(Items from a dataset)
+ + + + + + +
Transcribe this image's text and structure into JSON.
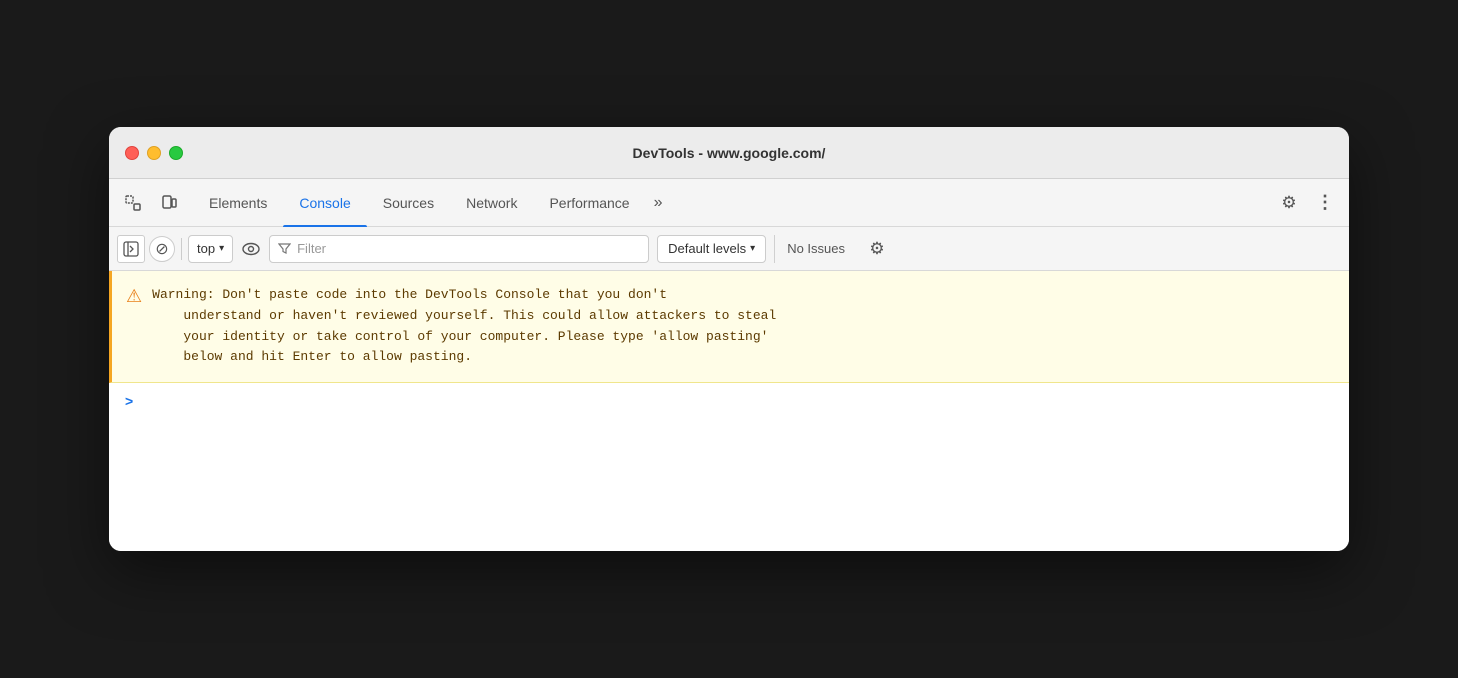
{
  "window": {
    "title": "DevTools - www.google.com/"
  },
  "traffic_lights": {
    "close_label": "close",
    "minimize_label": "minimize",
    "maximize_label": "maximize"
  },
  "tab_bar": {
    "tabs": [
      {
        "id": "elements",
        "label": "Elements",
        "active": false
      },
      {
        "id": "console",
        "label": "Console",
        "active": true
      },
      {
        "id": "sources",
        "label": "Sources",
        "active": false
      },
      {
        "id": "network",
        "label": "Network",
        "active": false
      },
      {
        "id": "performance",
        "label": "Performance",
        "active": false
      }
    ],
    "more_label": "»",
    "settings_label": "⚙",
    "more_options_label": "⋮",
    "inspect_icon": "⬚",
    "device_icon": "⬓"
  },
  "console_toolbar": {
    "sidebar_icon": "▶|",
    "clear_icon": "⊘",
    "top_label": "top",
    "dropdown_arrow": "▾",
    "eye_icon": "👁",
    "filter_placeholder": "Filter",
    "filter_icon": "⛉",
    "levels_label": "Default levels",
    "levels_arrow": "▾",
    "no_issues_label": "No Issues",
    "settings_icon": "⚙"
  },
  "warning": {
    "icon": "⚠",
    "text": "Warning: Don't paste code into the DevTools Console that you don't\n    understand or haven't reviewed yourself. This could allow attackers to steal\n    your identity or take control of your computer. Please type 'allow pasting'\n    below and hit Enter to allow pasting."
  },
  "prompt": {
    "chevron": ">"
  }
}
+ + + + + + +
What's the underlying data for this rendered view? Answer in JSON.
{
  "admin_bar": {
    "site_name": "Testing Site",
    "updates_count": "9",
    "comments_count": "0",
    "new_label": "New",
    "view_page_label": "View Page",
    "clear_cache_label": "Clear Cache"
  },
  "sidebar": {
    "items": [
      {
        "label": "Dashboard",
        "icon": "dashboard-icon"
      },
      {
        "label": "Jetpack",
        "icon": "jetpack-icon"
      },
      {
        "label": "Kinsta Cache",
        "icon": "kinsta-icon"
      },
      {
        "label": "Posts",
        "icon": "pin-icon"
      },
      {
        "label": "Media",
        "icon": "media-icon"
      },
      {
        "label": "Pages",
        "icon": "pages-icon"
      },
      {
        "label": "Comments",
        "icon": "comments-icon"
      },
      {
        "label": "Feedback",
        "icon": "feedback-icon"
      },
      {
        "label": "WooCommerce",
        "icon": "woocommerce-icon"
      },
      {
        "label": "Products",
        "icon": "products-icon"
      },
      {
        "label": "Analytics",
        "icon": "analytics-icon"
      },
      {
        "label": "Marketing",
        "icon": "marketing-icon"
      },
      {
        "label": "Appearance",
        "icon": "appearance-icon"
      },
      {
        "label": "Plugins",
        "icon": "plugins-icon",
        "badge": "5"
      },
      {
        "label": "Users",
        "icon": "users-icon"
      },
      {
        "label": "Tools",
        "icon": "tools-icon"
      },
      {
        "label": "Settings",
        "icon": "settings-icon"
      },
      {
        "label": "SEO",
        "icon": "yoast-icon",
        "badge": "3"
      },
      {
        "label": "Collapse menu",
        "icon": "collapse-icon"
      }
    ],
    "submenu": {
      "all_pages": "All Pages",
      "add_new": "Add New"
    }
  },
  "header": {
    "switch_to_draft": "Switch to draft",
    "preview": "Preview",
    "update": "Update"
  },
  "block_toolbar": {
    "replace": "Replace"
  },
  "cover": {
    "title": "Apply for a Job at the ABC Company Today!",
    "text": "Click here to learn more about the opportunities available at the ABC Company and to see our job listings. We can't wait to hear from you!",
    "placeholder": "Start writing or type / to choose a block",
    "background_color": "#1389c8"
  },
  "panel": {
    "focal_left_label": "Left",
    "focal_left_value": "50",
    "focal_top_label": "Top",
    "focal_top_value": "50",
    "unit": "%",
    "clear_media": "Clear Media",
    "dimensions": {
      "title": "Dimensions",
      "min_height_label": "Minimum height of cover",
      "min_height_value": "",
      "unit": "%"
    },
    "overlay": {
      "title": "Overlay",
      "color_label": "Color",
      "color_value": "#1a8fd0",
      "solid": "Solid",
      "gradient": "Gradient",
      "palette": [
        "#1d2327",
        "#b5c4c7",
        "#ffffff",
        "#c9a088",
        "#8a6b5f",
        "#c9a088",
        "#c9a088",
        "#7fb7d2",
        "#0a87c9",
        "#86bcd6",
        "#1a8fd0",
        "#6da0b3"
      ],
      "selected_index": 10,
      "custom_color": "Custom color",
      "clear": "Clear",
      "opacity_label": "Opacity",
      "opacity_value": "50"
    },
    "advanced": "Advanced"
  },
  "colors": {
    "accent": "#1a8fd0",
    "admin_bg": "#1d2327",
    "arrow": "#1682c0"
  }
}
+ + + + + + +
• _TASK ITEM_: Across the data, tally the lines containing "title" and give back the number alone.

• _EXPECTED ANSWER_: 4